── Supplied material
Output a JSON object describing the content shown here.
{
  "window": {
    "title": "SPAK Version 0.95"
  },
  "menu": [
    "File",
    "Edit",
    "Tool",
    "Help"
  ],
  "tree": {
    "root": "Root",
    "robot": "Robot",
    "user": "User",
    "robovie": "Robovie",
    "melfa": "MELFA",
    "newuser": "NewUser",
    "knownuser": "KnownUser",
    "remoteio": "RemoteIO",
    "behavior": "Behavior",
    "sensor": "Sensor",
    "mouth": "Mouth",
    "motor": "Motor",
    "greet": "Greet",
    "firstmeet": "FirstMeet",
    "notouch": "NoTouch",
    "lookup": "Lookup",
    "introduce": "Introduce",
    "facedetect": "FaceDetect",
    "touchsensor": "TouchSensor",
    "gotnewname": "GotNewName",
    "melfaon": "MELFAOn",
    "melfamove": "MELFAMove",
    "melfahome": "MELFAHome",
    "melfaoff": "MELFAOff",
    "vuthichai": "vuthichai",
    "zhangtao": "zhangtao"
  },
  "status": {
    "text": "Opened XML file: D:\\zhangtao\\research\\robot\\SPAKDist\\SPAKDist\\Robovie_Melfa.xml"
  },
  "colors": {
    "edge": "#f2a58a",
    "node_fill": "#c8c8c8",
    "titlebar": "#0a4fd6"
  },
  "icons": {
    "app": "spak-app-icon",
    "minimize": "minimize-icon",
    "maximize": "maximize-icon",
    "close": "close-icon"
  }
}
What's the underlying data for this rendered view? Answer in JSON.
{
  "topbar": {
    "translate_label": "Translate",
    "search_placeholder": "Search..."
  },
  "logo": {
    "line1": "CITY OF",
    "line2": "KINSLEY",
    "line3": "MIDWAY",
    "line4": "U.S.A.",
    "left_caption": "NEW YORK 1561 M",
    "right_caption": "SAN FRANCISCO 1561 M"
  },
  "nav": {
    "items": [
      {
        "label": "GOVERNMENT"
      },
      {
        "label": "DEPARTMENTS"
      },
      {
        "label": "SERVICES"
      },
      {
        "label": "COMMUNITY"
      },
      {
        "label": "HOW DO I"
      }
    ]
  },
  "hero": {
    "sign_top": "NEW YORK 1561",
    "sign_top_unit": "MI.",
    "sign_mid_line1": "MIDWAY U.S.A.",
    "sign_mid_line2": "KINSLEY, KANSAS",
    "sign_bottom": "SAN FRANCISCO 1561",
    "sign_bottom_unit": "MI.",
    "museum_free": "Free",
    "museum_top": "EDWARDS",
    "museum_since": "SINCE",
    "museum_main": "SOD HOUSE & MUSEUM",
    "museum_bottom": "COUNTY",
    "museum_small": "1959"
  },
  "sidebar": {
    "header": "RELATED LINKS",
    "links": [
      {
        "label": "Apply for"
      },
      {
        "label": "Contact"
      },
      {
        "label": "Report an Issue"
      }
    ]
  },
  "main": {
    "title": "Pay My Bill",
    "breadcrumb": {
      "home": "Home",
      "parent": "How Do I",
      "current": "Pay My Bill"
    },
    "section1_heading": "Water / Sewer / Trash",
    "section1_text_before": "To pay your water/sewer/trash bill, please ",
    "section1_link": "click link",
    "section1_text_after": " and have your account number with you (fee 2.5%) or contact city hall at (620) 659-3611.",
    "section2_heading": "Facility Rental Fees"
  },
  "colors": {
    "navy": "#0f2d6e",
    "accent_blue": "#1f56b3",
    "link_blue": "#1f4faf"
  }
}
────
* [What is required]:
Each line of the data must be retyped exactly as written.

* [Task output]:
Output a JSON object describing the content shown here.
{
  "window": {
    "title": "SPAK Version 0.95"
  },
  "menu": [
    "File",
    "Edit",
    "Tool",
    "Help"
  ],
  "tree": {
    "root": "Root",
    "robot": "Robot",
    "user": "User",
    "robovie": "Robovie",
    "melfa": "MELFA",
    "newuser": "NewUser",
    "knownuser": "KnownUser",
    "remoteio": "RemoteIO",
    "behavior": "Behavior",
    "sensor": "Sensor",
    "mouth": "Mouth",
    "motor": "Motor",
    "greet": "Greet",
    "firstmeet": "FirstMeet",
    "notouch": "NoTouch",
    "lookup": "Lookup",
    "introduce": "Introduce",
    "facedetect": "FaceDetect",
    "touchsensor": "TouchSensor",
    "gotnewname": "GotNewName",
    "melfaon": "MELFAOn",
    "melfamove": "MELFAMove",
    "melfahome": "MELFAHome",
    "melfaoff": "MELFAOff",
    "vuthichai": "vuthichai",
    "zhangtao": "zhangtao"
  },
  "status": {
    "text": "Opened XML file: D:\\zhangtao\\research\\robot\\SPAKDist\\SPAKDist\\Robovie_Melfa.xml"
  },
  "colors": {
    "edge": "#f2a58a",
    "node_fill": "#c8c8c8",
    "titlebar": "#0a4fd6"
  },
  "icons": {
    "app": "spak-app-icon",
    "minimize": "minimize-icon",
    "maximize": "maximize-icon",
    "close": "close-icon"
  }
}
What's the underlying data for this rendered view? Answer in JSON.
{
  "topbar": {
    "translate_label": "Translate",
    "search_placeholder": "Search..."
  },
  "logo": {
    "line1": "CITY OF",
    "line2": "KINSLEY",
    "line3": "MIDWAY",
    "line4": "U.S.A.",
    "left_caption": "NEW YORK 1561 M",
    "right_caption": "SAN FRANCISCO 1561 M"
  },
  "nav": {
    "items": [
      {
        "label": "GOVERNMENT"
      },
      {
        "label": "DEPARTMENTS"
      },
      {
        "label": "SERVICES"
      },
      {
        "label": "COMMUNITY"
      },
      {
        "label": "HOW DO I"
      }
    ]
  },
  "hero": {
    "sign_top": "NEW YORK 1561",
    "sign_top_unit": "MI.",
    "sign_mid_line1": "MIDWAY U.S.A.",
    "sign_mid_line2": "KINSLEY, KANSAS",
    "sign_bottom": "SAN FRANCISCO 1561",
    "sign_bottom_unit": "MI.",
    "museum_free": "Free",
    "museum_top": "EDWARDS",
    "museum_since": "SINCE",
    "museum_main": "SOD HOUSE & MUSEUM",
    "museum_bottom": "COUNTY",
    "museum_small": "1959"
  },
  "sidebar": {
    "header": "RELATED LINKS",
    "links": [
      {
        "label": "Apply for"
      },
      {
        "label": "Contact"
      },
      {
        "label": "Report an Issue"
      }
    ]
  },
  "main": {
    "title": "Pay My Bill",
    "breadcrumb": {
      "home": "Home",
      "parent": "How Do I",
      "current": "Pay My Bill"
    },
    "section1_heading": "Water / Sewer / Trash",
    "section1_text_before": "To pay your water/sewer/trash bill, please ",
    "section1_link": "click link",
    "section1_text_after": " and have your account number with you (fee 2.5%) or contact city hall at (620) 659-3611.",
    "section2_heading": "Facility Rental Fees"
  },
  "colors": {
    "navy": "#0f2d6e",
    "accent_blue": "#1f56b3",
    "link_blue": "#1f4faf"
  }
}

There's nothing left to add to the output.